Oral sex lessons to cut rates of teenage pregnancy
Sunday May 9, 2004
Encouraging schoolchildren to experiment with oral sex could prove the most effective way of curbing teenage pregnancy rates, a government study has found.
Pupils under 16 who were taught to consider other forms of 'intimacy' such as oral sex were significantly less likely to engage in full intercourse, it was revealed.
Britain's teenage pregnancy rate is the highest in Europe. In 2002 there were 39,286 teen pregnancies recorded. The government has spent more than £60 million to tackle the problem but so far failed to halt the rise.
A sex education course developed by Exeter University trains teachers to talk to teenagers about 'stopping points' before full sex.
Now an unpublished government-backed report reveals that a trial of the course has been a success. Schoolchildren, particularly girls, who received such training developed a 'more mature' response to sex.
The study by the National Foundation for Educational Research found youngsters were 'less likely to be sexually active' than peers who received traditional forms of sex education, dispelling the fears of family campaigners who believe such methods actually arouse the sexual interest of teenagers.
Now the government will recommend the scheme, called A Pause, to schools throughout England and Wales following the success of the trial in 104 schools where sexual intercourse among 16-year-olds fell by up to 20 per cent, according to Dr John Tripp of the Department of Child Health at the University of Exeter, who helped to design the course.
Teachers who sign up to the course are primed to deal with queries from pupils on all kinds of sexual experience. Those behind the course stress the scheme does not suggest teenagers experiment with oral sex.

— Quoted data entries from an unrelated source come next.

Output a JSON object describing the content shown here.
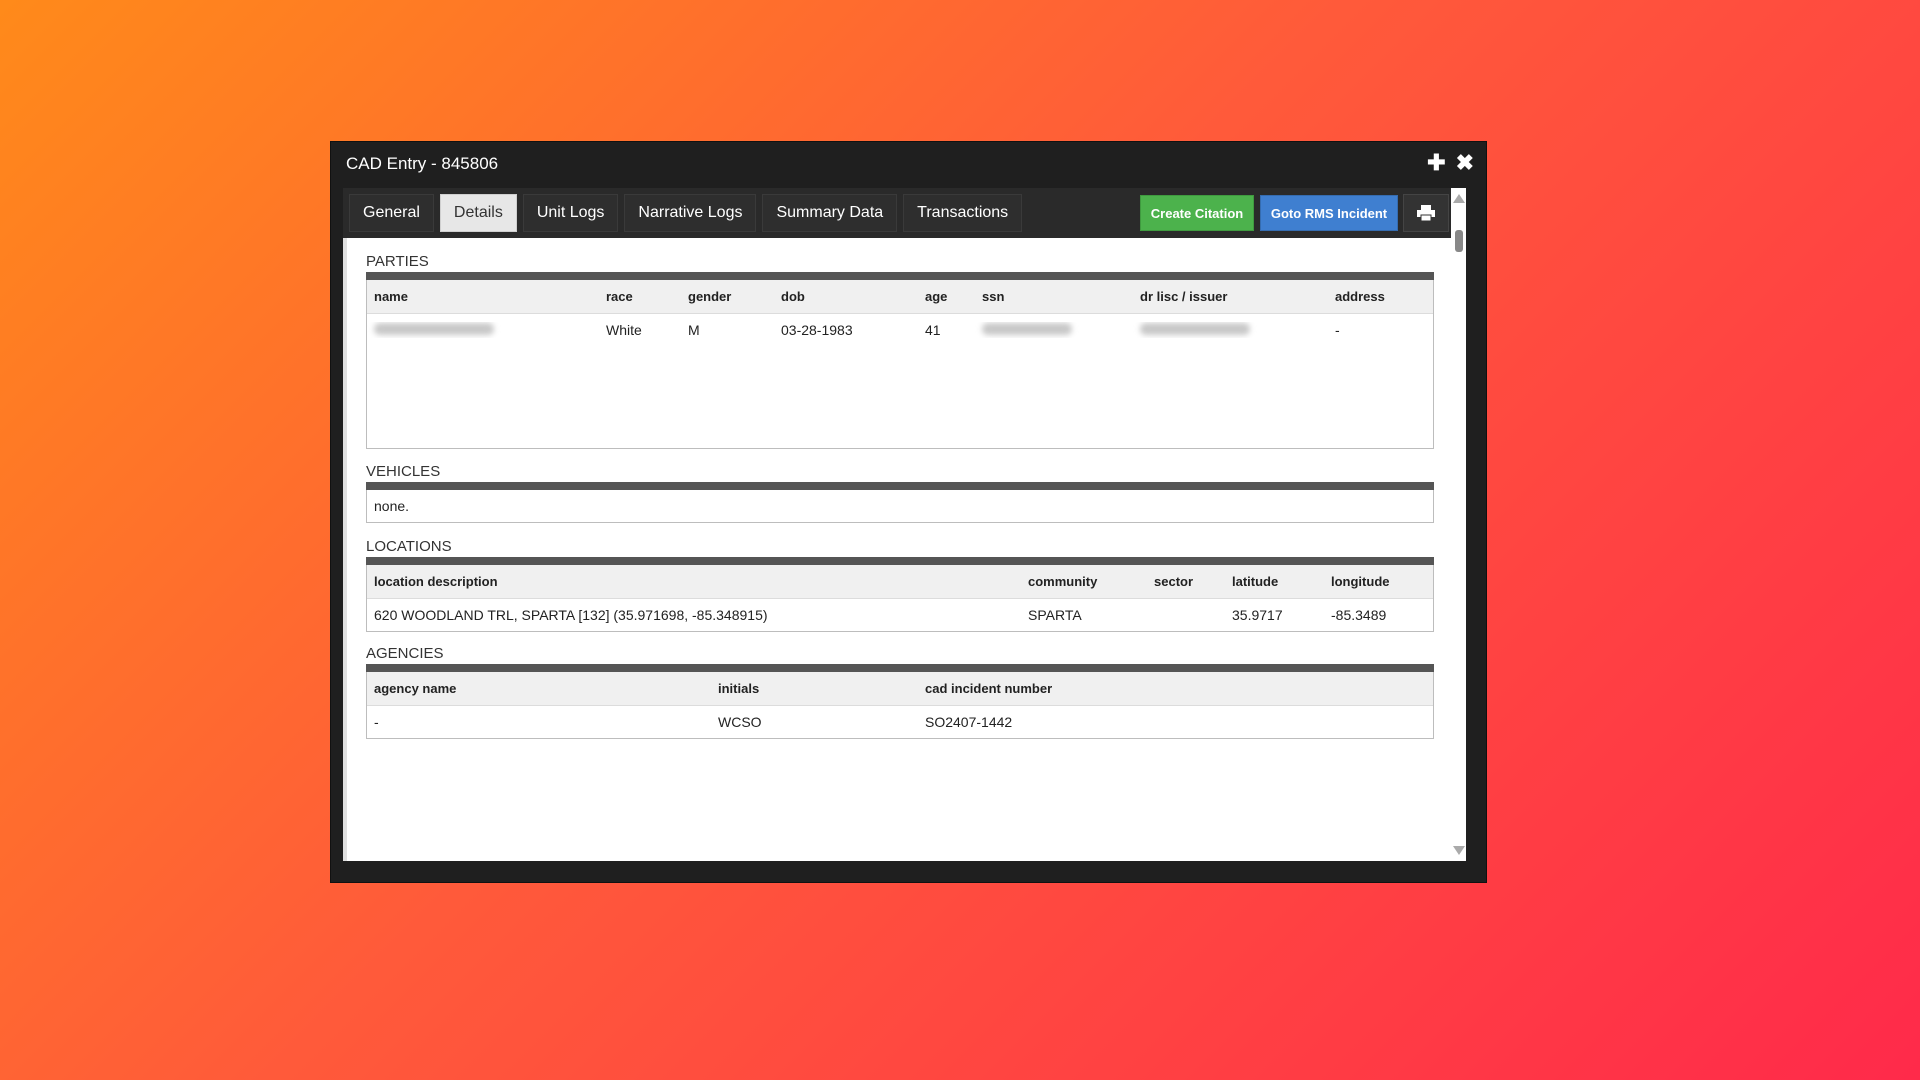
{
  "window": {
    "title": "CAD Entry - 845806"
  },
  "tabs": [
    {
      "label": "General"
    },
    {
      "label": "Details"
    },
    {
      "label": "Unit Logs"
    },
    {
      "label": "Narrative Logs"
    },
    {
      "label": "Summary Data"
    },
    {
      "label": "Transactions"
    }
  ],
  "actions": {
    "create_citation": "Create Citation",
    "goto_rms": "Goto RMS Incident"
  },
  "parties": {
    "title": "PARTIES",
    "columns": [
      "name",
      "race",
      "gender",
      "dob",
      "age",
      "ssn",
      "dr lisc / issuer",
      "address"
    ],
    "rows": [
      {
        "name": "",
        "race": "White",
        "gender": "M",
        "dob": "03-28-1983",
        "age": "41",
        "ssn": "",
        "dr_lisc": "",
        "address": "-"
      }
    ]
  },
  "vehicles": {
    "title": "VEHICLES",
    "empty_text": "none."
  },
  "locations": {
    "title": "LOCATIONS",
    "columns": [
      "location description",
      "community",
      "sector",
      "latitude",
      "longitude"
    ],
    "rows": [
      {
        "description": "620 WOODLAND TRL, SPARTA [132] (35.971698, -85.348915)",
        "community": "SPARTA",
        "sector": "",
        "latitude": "35.9717",
        "longitude": "-85.3489"
      }
    ]
  },
  "agencies": {
    "title": "AGENCIES",
    "columns": [
      "agency name",
      "initials",
      "cad incident number"
    ],
    "rows": [
      {
        "agency_name": "-",
        "initials": "WCSO",
        "cad_incident_number": "SO2407-1442"
      }
    ]
  }
}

Instead they say A Pause promotes the message that other forms of physical intimacy are safer than full intercourse.
'It teaches people assertiveness skills and that they should be only as intimate as they feel comfortable with,' said Tripp.
A Department for Education and Skills spokesman said the report's verdict would be made available to all schools. 'All teachers respect peer-reviewed material, and this will help influence their decision,' he said.